- _Records to use_:
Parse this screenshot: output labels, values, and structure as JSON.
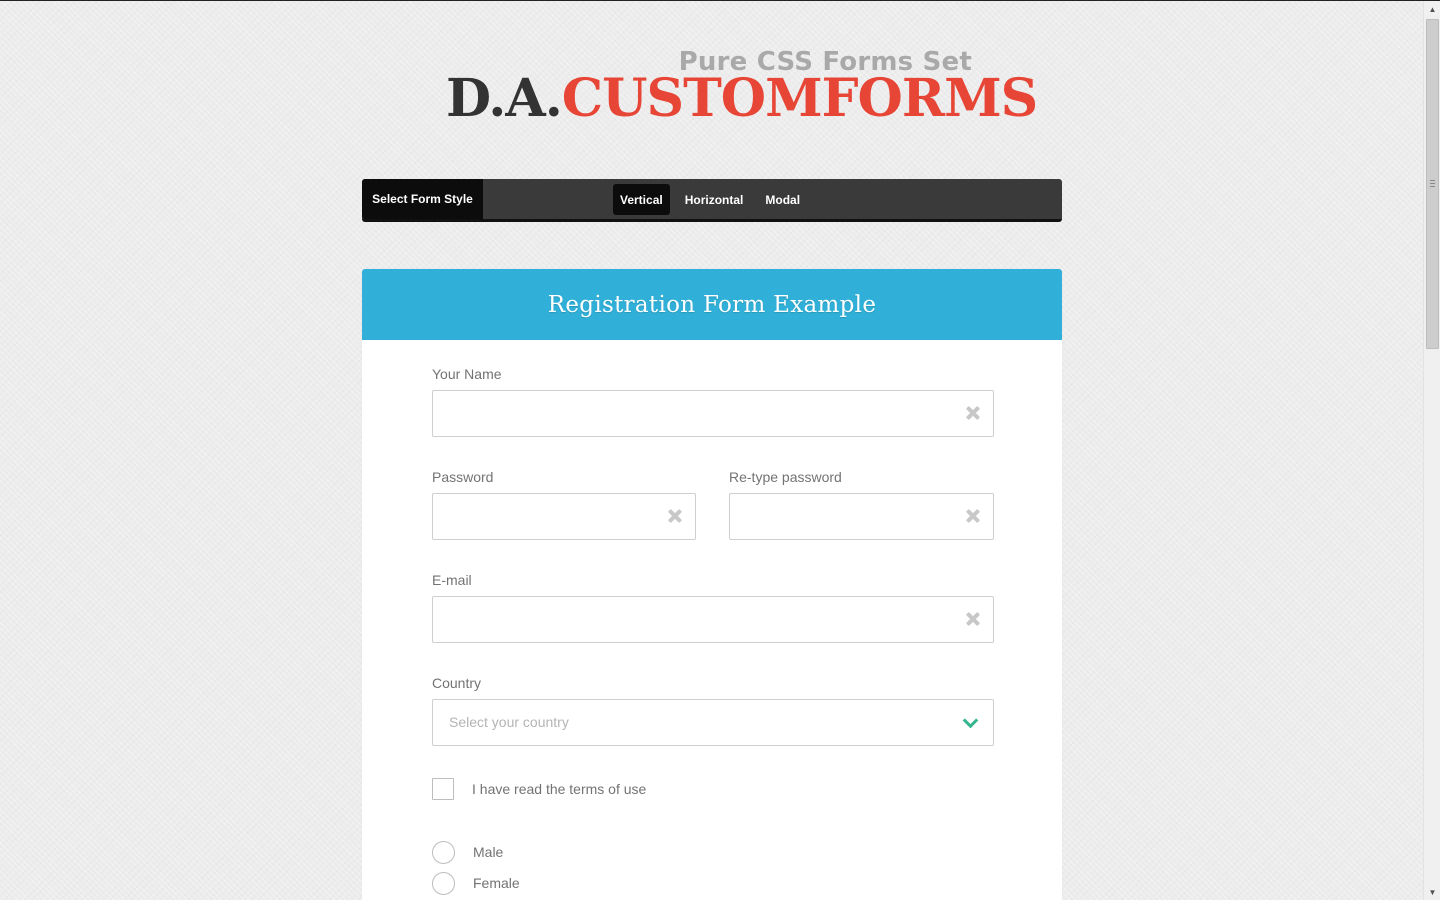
{
  "logo": {
    "subtitle": "Pure CSS Forms Set",
    "prefix": "D.A.",
    "name": "CUSTOMFORMS"
  },
  "style_bar": {
    "label": "Select Form Style",
    "tabs": [
      {
        "label": "Vertical",
        "active": true
      },
      {
        "label": "Horizontal",
        "active": false
      },
      {
        "label": "Modal",
        "active": false
      }
    ]
  },
  "form": {
    "title": "Registration Form Example",
    "name_label": "Your Name",
    "name_value": "",
    "password_label": "Password",
    "password_value": "",
    "retype_label": "Re-type password",
    "retype_value": "",
    "email_label": "E-mail",
    "email_value": "",
    "country_label": "Country",
    "country_placeholder": "Select your country",
    "terms_label": "I have read the terms of use",
    "terms_checked": false,
    "gender_options": [
      "Male",
      "Female"
    ],
    "clear_icon": "close-icon",
    "dropdown_icon": "chevron-down-icon"
  },
  "colors": {
    "header_blue": "#30b0d8",
    "brand_red": "#e74536",
    "chevron_green": "#35b58e"
  }
}
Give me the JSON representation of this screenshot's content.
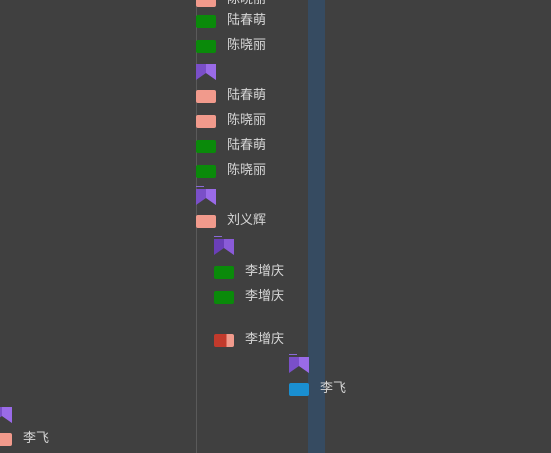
{
  "colors": {
    "background": "#404040",
    "green": "#0a8a0a",
    "pink": "#f19a8c",
    "purple": "#7a4fc8",
    "blue": "#1a8fd1",
    "red": "#c23a2c",
    "lane": "#364b61"
  },
  "rows": [
    {
      "label": "陈晓丽",
      "chip": "pink"
    },
    {
      "label": "陆春萌",
      "chip": "green"
    },
    {
      "label": "陈晓丽",
      "chip": "green"
    },
    {
      "label": "陆春萌",
      "chip": "pink"
    },
    {
      "label": "陈晓丽",
      "chip": "pink"
    },
    {
      "label": "陆春萌",
      "chip": "green"
    },
    {
      "label": "陈晓丽",
      "chip": "green"
    },
    {
      "label": "刘义辉",
      "chip": "pink"
    },
    {
      "label": "李增庆",
      "chip": "green"
    },
    {
      "label": "李增庆",
      "chip": "green"
    },
    {
      "label": "李增庆",
      "chip": "red"
    },
    {
      "label": "李飞",
      "chip": "blue"
    },
    {
      "label": "李飞",
      "chip": "pink"
    }
  ],
  "flags": [
    {
      "icon": "bookmark-flag-icon"
    },
    {
      "icon": "bookmark-flag-icon"
    },
    {
      "icon": "bookmark-flag-icon"
    },
    {
      "icon": "bookmark-flag-icon"
    },
    {
      "icon": "bookmark-flag-icon"
    }
  ]
}
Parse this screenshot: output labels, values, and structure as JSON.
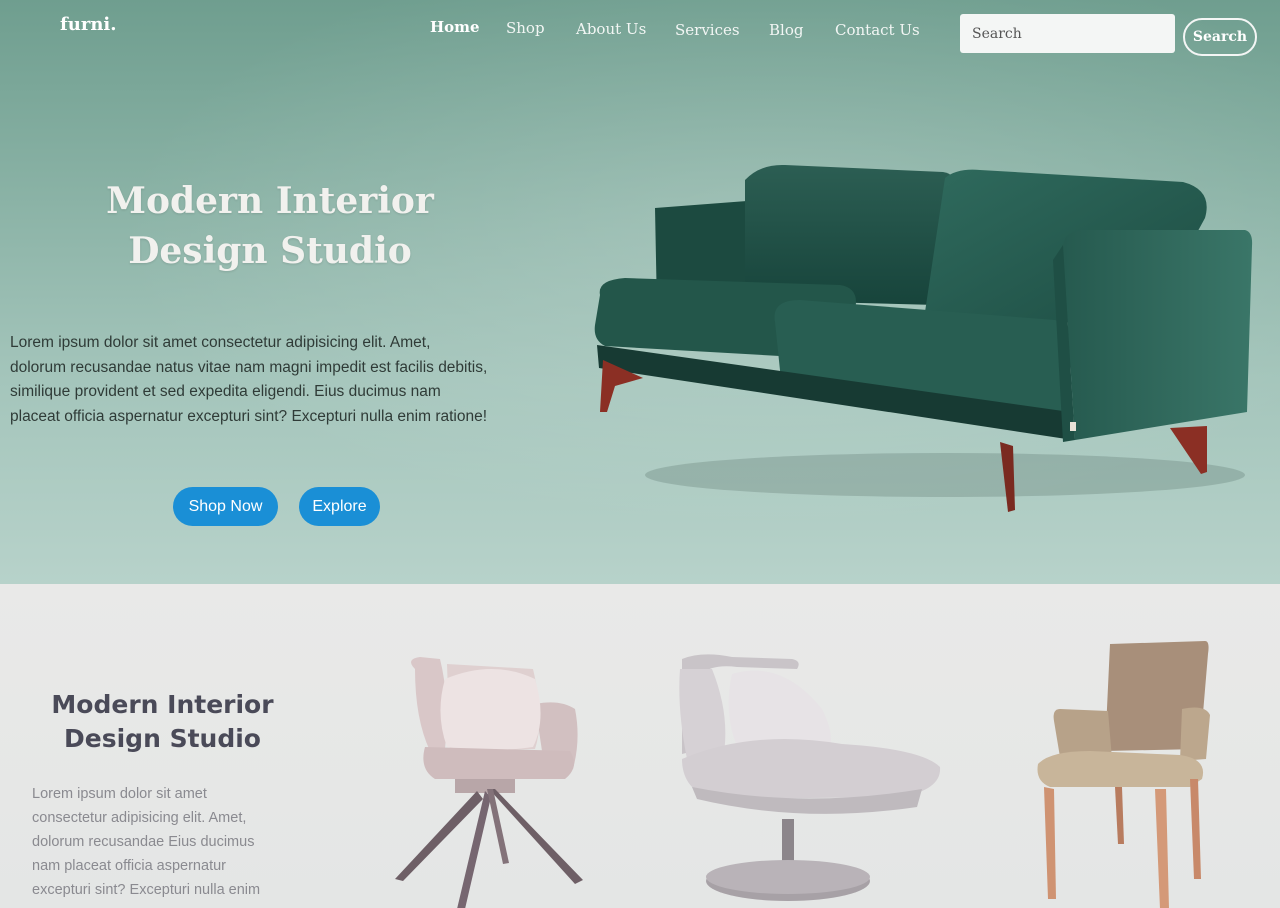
{
  "brand": {
    "logo": "furni."
  },
  "nav": {
    "items": [
      {
        "label": "Home",
        "active": true
      },
      {
        "label": "Shop",
        "active": false
      },
      {
        "label": "About Us",
        "active": false
      },
      {
        "label": "Services",
        "active": false
      },
      {
        "label": "Blog",
        "active": false
      },
      {
        "label": "Contact Us",
        "active": false
      }
    ]
  },
  "search": {
    "placeholder": "Search",
    "button_label": "Search"
  },
  "hero": {
    "title_line1": "Modern Interior",
    "title_line2": "Design Studio",
    "text_line1": "Lorem ipsum dolor sit amet consectetur adipisicing elit. Amet,",
    "text_line2": "dolorum recusandae natus vitae nam magni impedit est facilis debitis,",
    "text_line3": "similique provident et sed expedita eligendi. Eius ducimus nam",
    "text_line4": "placeat officia aspernatur excepturi sint? Excepturi nulla enim ratione!",
    "shop_now_label": "Shop Now",
    "explore_label": "Explore",
    "button_color": "#1a8fd6",
    "product_image": "green-velvet-sofa"
  },
  "section2": {
    "title_line1": "Modern Interior",
    "title_line2": "Design Studio",
    "text_line1": "Lorem ipsum dolor sit amet",
    "text_line2": "consectetur adipisicing elit. Amet,",
    "text_line3": "dolorum recusandae Eius ducimus",
    "text_line4": "nam placeat officia aspernatur",
    "text_line5": "excepturi sint? Excepturi nulla enim",
    "products": [
      "pink-armchair-with-pillow",
      "white-lounge-chair",
      "beige-armchair"
    ]
  }
}
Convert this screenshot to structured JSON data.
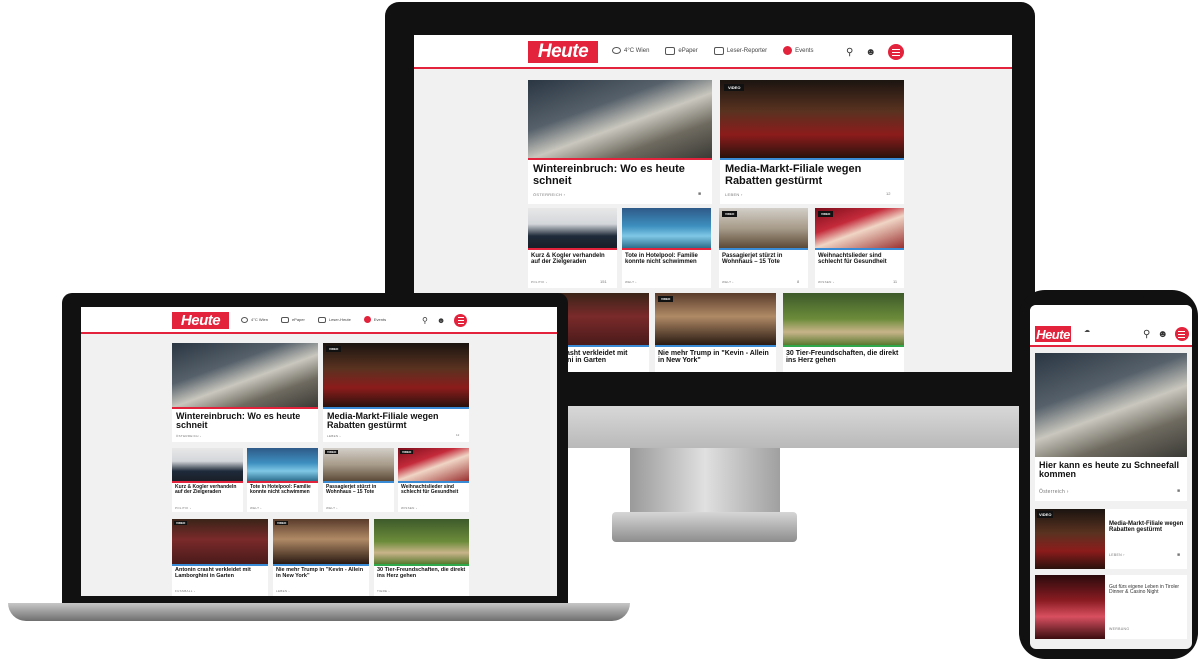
{
  "brand": {
    "logo_text": "Heute",
    "accent": "#e3223b",
    "video_blue": "#3a8bd6"
  },
  "header": {
    "weather": "4°C Wien",
    "epaper": "ePaper",
    "leser_reporter": "Leser-Reporter",
    "events": "Events",
    "laptop_leser": "Leser-Heute"
  },
  "icons": {
    "search": "search-icon",
    "user": "user-icon",
    "menu": "menu-icon"
  },
  "video_badge": "VIDEO",
  "desktop": {
    "hero_left": {
      "title": "Wintereinbruch: Wo es heute schneit",
      "category": "ÖSTERREICH ›"
    },
    "hero_right": {
      "title": "Media-Markt-Filiale wegen Rabatten gestürmt",
      "category": "LEBEN ›",
      "comments": "12"
    },
    "row2": [
      {
        "title": "Kurz & Kogler verhandeln auf der Zielgeraden",
        "category": "POLITIK ›",
        "comments": "151"
      },
      {
        "title": "Tote in Hotelpool: Familie konnte nicht schwimmen",
        "category": "WELT ›",
        "comments": ""
      },
      {
        "title": "Passagierjet stürzt in Wohnhaus – 15 Tote",
        "category": "WELT ›",
        "comments": "8"
      },
      {
        "title": "Weihnachtslieder sind schlecht für Gesundheit",
        "category": "WISSEN ›",
        "comments": "11"
      }
    ],
    "row3": [
      {
        "title": "Antonin crasht verkleidet mit Lamborghini in Garten"
      },
      {
        "title": "Nie mehr Trump in \"Kevin - Allein in New York\""
      },
      {
        "title": "30 Tier-Freundschaften, die direkt ins Herz gehen"
      }
    ]
  },
  "laptop": {
    "hero_left": {
      "title": "Wintereinbruch: Wo es heute schneit",
      "category": "ÖSTERREICH ›"
    },
    "hero_right": {
      "title": "Media-Markt-Filiale wegen Rabatten gestürmt",
      "category": "LEBEN ›",
      "comments": "12"
    },
    "row2": [
      {
        "title": "Kurz & Kogler verhandeln auf der Zielgeraden",
        "category": "POLITIK ›"
      },
      {
        "title": "Tote in Hotelpool: Familie konnte nicht schwimmen",
        "category": "WELT ›"
      },
      {
        "title": "Passagierjet stürzt in Wohnhaus – 15 Tote",
        "category": "WELT ›"
      },
      {
        "title": "Weihnachtslieder sind schlecht für Gesundheit",
        "category": "WISSEN ›"
      }
    ],
    "row3": [
      {
        "title": "Antonin crasht verkleidet mit Lamborghini in Garten",
        "category": "FUSSBALL ›"
      },
      {
        "title": "Nie mehr Trump in \"Kevin - Allein in New York\"",
        "category": "LEBEN ›"
      },
      {
        "title": "30 Tier-Freundschaften, die direkt ins Herz gehen",
        "category": "TIERE ›"
      }
    ]
  },
  "phone": {
    "hero": {
      "title": "Hier kann es heute zu Schneefall kommen",
      "category": "Österreich ›"
    },
    "item1": {
      "title": "Media-Markt-Filiale wegen Rabatten gestürmt",
      "category": "LEBEN ›"
    },
    "item2": {
      "title": "Gut fürs eigene Leben in Tiroler Dinner & Casino Night",
      "category": "WERBUNG"
    }
  }
}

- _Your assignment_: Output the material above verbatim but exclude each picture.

- _Written solution_:
Parse this screenshot: output labels, values, and structure as JSON.
{
  "logo": {
    "subtitle": "Pure CSS Forms Set",
    "prefix": "D.A.",
    "name": "CUSTOMFORMS"
  },
  "style_bar": {
    "label": "Select Form Style",
    "tabs": [
      {
        "label": "Vertical",
        "active": true
      },
      {
        "label": "Horizontal",
        "active": false
      },
      {
        "label": "Modal",
        "active": false
      }
    ]
  },
  "form": {
    "title": "Registration Form Example",
    "name_label": "Your Name",
    "name_value": "",
    "password_label": "Password",
    "password_value": "",
    "retype_label": "Re-type password",
    "retype_value": "",
    "email_label": "E-mail",
    "email_value": "",
    "country_label": "Country",
    "country_placeholder": "Select your country",
    "terms_label": "I have read the terms of use",
    "terms_checked": false,
    "gender_options": [
      "Male",
      "Female"
    ],
    "clear_icon": "close-icon",
    "dropdown_icon": "chevron-down-icon"
  },
  "colors": {
    "header_blue": "#30b0d8",
    "brand_red": "#e74536",
    "chevron_green": "#35b58e"
  }
}
Give me the JSON representation of this screenshot's content.
{
  "colors": {
    "background": "#404040",
    "green": "#0a8a0a",
    "pink": "#f19a8c",
    "purple": "#7a4fc8",
    "blue": "#1a8fd1",
    "red": "#c23a2c",
    "lane": "#364b61"
  },
  "rows": [
    {
      "label": "陈晓丽",
      "chip": "pink"
    },
    {
      "label": "陆春萌",
      "chip": "green"
    },
    {
      "label": "陈晓丽",
      "chip": "green"
    },
    {
      "label": "陆春萌",
      "chip": "pink"
    },
    {
      "label": "陈晓丽",
      "chip": "pink"
    },
    {
      "label": "陆春萌",
      "chip": "green"
    },
    {
      "label": "陈晓丽",
      "chip": "green"
    },
    {
      "label": "刘义辉",
      "chip": "pink"
    },
    {
      "label": "李增庆",
      "chip": "green"
    },
    {
      "label": "李增庆",
      "chip": "green"
    },
    {
      "label": "李增庆",
      "chip": "red"
    },
    {
      "label": "李飞",
      "chip": "blue"
    },
    {
      "label": "李飞",
      "chip": "pink"
    }
  ],
  "flags": [
    {
      "icon": "bookmark-flag-icon"
    },
    {
      "icon": "bookmark-flag-icon"
    },
    {
      "icon": "bookmark-flag-icon"
    },
    {
      "icon": "bookmark-flag-icon"
    },
    {
      "icon": "bookmark-flag-icon"
    }
  ]
}
Parse this screenshot: output labels, values, and structure as JSON.
{
  "brand": {
    "logo": "furni."
  },
  "nav": {
    "items": [
      {
        "label": "Home",
        "active": true
      },
      {
        "label": "Shop",
        "active": false
      },
      {
        "label": "About Us",
        "active": false
      },
      {
        "label": "Services",
        "active": false
      },
      {
        "label": "Blog",
        "active": false
      },
      {
        "label": "Contact Us",
        "active": false
      }
    ]
  },
  "search": {
    "placeholder": "Search",
    "button_label": "Search"
  },
  "hero": {
    "title_line1": "Modern Interior",
    "title_line2": "Design Studio",
    "text_line1": "Lorem ipsum dolor sit amet consectetur adipisicing elit. Amet,",
    "text_line2": "dolorum recusandae natus vitae nam magni impedit est facilis debitis,",
    "text_line3": "similique provident et sed expedita eligendi. Eius ducimus nam",
    "text_line4": "placeat officia aspernatur excepturi sint? Excepturi nulla enim ratione!",
    "shop_now_label": "Shop Now",
    "explore_label": "Explore",
    "button_color": "#1a8fd6",
    "product_image": "green-velvet-sofa"
  },
  "section2": {
    "title_line1": "Modern Interior",
    "title_line2": "Design Studio",
    "text_line1": "Lorem ipsum dolor sit amet",
    "text_line2": "consectetur adipisicing elit. Amet,",
    "text_line3": "dolorum recusandae Eius ducimus",
    "text_line4": "nam placeat officia aspernatur",
    "text_line5": "excepturi sint? Excepturi nulla enim",
    "products": [
      "pink-armchair-with-pillow",
      "white-lounge-chair",
      "beige-armchair"
    ]
  }
}
Convert this screenshot to structured JSON data.
{
  "brand": {
    "logo_text": "Heute",
    "accent": "#e3223b",
    "video_blue": "#3a8bd6"
  },
  "header": {
    "weather": "4°C Wien",
    "epaper": "ePaper",
    "leser_reporter": "Leser-Reporter",
    "events": "Events",
    "laptop_leser": "Leser-Heute"
  },
  "icons": {
    "search": "search-icon",
    "user": "user-icon",
    "menu": "menu-icon"
  },
  "video_badge": "VIDEO",
  "desktop": {
    "hero_left": {
      "title": "Wintereinbruch: Wo es heute schneit",
      "category": "ÖSTERREICH ›"
    },
    "hero_right": {
      "title": "Media-Markt-Filiale wegen Rabatten gestürmt",
      "category": "LEBEN ›",
      "comments": "12"
    },
    "row2": [
      {
        "title": "Kurz & Kogler verhandeln auf der Zielgeraden",
        "category": "POLITIK ›",
        "comments": "151"
      },
      {
        "title": "Tote in Hotelpool: Familie konnte nicht schwimmen",
        "category": "WELT ›",
        "comments": ""
      },
      {
        "title": "Passagierjet stürzt in Wohnhaus – 15 Tote",
        "category": "WELT ›",
        "comments": "8"
      },
      {
        "title": "Weihnachtslieder sind schlecht für Gesundheit",
        "category": "WISSEN ›",
        "comments": "11"
      }
    ],
    "row3": [
      {
        "title": "Antonin crasht verkleidet mit Lamborghini in Garten"
      },
      {
        "title": "Nie mehr Trump in \"Kevin - Allein in New York\""
      },
      {
        "title": "30 Tier-Freundschaften, die direkt ins Herz gehen"
      }
    ]
  },
  "laptop": {
    "hero_left": {
      "title": "Wintereinbruch: Wo es heute schneit",
      "category": "ÖSTERREICH ›"
    },
    "hero_right": {
      "title": "Media-Markt-Filiale wegen Rabatten gestürmt",
      "category": "LEBEN ›",
      "comments": "12"
    },
    "row2": [
      {
        "title": "Kurz & Kogler verhandeln auf der Zielgeraden",
        "category": "POLITIK ›"
      },
      {
        "title": "Tote in Hotelpool: Familie konnte nicht schwimmen",
        "category": "WELT ›"
      },
      {
        "title": "Passagierjet stürzt in Wohnhaus – 15 Tote",
        "category": "WELT ›"
      },
      {
        "title": "Weihnachtslieder sind schlecht für Gesundheit",
        "category": "WISSEN ›"
      }
    ],
    "row3": [
      {
        "title": "Antonin crasht verkleidet mit Lamborghini in Garten",
        "category": "FUSSBALL ›"
      },
      {
        "title": "Nie mehr Trump in \"Kevin - Allein in New York\"",
        "category": "LEBEN ›"
      },
      {
        "title": "30 Tier-Freundschaften, die direkt ins Herz gehen",
        "category": "TIERE ›"
      }
    ]
  },
  "phone": {
    "hero": {
      "title": "Hier kann es heute zu Schneefall kommen",
      "category": "Österreich ›"
    },
    "item1": {
      "title": "Media-Markt-Filiale wegen Rabatten gestürmt",
      "category": "LEBEN ›"
    },
    "item2": {
      "title": "Gut fürs eigene Leben in Tiroler Dinner & Casino Night",
      "category": "WERBUNG"
    }
  }
}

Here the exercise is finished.